■ **TASK GOAL**
Go through the entries below and work out how many lines include "label"; give only that number.

■ **PROVIDED MATERIAL**
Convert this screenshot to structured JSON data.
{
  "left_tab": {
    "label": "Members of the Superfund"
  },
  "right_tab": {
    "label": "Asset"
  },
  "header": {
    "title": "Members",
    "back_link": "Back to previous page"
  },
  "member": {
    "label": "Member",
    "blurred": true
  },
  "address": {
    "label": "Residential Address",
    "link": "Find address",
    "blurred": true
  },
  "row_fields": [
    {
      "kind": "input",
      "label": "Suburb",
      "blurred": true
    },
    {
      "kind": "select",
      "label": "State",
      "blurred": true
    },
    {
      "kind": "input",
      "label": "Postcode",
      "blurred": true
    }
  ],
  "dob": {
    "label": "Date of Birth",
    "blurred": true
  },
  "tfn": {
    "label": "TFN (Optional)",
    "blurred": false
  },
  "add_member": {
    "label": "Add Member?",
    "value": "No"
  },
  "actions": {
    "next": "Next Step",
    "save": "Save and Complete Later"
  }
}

■ **WRITTEN ANSWER**
10